Your article (10 August) on the benefits of “businesses of all shapes and sizes” working with Scottish university students highlights the way forward.
Such a progressive scheme, envisaged some years ago by Fife Council and St Andrews University, was even extended to include our secondary school pupils, by relocating the school to “the heart of the university science campus, nurturing new generations of science-literate students… a model for future partnerships between schools, universities, colleges and industry” (University Principal).
Supported by the public, school and chair of Fife Council’s education committee (who called it “the most exciting school project in Europe”), this imaginative plan sadly fell through apparently due to some disagreement, trivial versus its potential, between council and university.

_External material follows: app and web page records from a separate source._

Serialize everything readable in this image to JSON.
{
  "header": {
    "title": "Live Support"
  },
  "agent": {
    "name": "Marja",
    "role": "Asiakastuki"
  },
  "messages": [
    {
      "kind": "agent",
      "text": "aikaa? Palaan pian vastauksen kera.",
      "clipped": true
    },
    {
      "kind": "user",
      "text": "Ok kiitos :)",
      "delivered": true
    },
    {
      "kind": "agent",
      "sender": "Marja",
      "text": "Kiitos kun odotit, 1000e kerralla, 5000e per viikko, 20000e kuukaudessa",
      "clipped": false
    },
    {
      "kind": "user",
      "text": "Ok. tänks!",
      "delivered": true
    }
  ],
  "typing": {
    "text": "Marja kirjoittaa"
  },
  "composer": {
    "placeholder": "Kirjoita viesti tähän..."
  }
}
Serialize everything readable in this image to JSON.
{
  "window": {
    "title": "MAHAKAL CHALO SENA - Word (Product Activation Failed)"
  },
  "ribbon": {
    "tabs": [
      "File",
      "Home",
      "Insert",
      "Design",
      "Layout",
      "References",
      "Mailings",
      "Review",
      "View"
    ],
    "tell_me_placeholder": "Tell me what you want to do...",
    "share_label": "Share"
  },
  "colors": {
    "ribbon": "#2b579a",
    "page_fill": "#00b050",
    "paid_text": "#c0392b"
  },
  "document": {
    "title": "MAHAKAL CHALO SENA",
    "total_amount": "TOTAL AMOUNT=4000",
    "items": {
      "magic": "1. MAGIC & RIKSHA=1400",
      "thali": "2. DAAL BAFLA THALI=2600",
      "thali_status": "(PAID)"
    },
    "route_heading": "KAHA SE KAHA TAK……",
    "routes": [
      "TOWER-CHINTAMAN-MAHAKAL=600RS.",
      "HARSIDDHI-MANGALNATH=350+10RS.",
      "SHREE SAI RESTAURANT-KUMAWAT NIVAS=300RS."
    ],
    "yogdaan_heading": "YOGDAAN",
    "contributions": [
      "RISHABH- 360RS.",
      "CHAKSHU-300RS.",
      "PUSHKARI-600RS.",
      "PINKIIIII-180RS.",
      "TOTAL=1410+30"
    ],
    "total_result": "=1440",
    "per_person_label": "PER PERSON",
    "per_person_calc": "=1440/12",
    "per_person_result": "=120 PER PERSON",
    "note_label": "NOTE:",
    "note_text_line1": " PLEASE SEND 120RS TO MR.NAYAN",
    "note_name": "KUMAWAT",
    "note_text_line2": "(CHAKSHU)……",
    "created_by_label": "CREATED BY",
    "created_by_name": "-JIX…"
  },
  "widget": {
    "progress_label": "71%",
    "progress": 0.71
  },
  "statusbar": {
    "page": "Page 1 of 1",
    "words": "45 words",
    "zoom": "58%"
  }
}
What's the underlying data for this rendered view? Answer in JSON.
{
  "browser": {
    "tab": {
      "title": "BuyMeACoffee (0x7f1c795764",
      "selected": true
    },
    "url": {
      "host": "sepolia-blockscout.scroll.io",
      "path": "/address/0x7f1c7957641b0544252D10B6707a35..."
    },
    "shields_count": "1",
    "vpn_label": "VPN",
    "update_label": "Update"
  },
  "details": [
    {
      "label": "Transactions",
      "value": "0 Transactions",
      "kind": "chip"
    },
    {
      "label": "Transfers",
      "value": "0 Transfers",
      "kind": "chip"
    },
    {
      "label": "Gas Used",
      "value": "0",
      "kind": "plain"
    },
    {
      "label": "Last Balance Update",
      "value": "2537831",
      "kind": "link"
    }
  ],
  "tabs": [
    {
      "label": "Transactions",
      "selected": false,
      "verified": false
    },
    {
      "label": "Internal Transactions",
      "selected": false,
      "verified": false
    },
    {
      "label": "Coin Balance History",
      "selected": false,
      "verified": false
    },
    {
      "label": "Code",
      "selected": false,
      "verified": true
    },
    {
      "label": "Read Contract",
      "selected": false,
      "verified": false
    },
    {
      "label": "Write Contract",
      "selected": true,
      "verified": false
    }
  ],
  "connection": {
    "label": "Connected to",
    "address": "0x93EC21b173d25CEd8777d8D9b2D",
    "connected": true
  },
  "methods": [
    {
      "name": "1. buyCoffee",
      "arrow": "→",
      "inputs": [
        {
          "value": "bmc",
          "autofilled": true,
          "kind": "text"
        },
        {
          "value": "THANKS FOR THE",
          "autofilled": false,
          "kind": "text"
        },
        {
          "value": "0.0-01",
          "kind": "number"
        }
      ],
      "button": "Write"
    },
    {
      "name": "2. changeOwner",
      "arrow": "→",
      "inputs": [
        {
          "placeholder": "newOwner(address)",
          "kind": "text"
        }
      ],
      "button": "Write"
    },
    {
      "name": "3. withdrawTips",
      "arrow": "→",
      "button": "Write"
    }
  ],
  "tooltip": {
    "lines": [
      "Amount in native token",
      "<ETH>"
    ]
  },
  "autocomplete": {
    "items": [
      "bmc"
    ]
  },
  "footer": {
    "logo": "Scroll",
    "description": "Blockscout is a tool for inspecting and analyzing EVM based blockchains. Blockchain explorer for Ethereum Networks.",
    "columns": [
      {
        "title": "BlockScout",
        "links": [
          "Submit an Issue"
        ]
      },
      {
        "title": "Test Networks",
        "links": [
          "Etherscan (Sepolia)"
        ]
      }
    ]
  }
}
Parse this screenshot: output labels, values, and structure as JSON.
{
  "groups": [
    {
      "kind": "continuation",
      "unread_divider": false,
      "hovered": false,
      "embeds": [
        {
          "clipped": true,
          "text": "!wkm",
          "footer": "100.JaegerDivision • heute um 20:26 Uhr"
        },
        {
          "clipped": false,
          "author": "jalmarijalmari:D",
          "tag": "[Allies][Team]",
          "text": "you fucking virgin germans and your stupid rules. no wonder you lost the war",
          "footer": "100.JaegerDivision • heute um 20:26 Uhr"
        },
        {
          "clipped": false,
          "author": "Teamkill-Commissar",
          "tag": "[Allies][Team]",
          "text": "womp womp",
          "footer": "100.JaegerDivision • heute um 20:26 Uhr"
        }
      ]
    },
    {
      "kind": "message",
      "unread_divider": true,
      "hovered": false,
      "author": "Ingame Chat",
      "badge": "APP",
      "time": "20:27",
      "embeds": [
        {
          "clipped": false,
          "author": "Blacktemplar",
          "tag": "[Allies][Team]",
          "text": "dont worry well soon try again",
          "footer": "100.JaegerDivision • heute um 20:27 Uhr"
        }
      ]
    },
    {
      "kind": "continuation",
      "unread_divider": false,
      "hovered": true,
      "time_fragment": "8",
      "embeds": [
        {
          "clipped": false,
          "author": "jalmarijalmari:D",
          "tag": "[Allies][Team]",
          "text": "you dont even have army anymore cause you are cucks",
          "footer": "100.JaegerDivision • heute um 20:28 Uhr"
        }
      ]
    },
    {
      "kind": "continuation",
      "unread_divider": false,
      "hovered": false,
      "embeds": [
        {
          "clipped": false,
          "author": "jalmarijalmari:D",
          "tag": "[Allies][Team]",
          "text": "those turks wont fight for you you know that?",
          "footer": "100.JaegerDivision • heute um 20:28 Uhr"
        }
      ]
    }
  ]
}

Despite a three-year public campaign to revive the plan on the still-available campus site, the current Fife Council now intends effectively to bury it altogether for this century, by relocating the school to a site more than a mile from the university’s world-class staff and facilities.
That would inevitably reduce the ready-access and potential for synergies between both, diminishing school staff’s continuous professional development, weakening senior pupils’ transition to university, and gravely diluting the earlier vision for the next 15 school generations.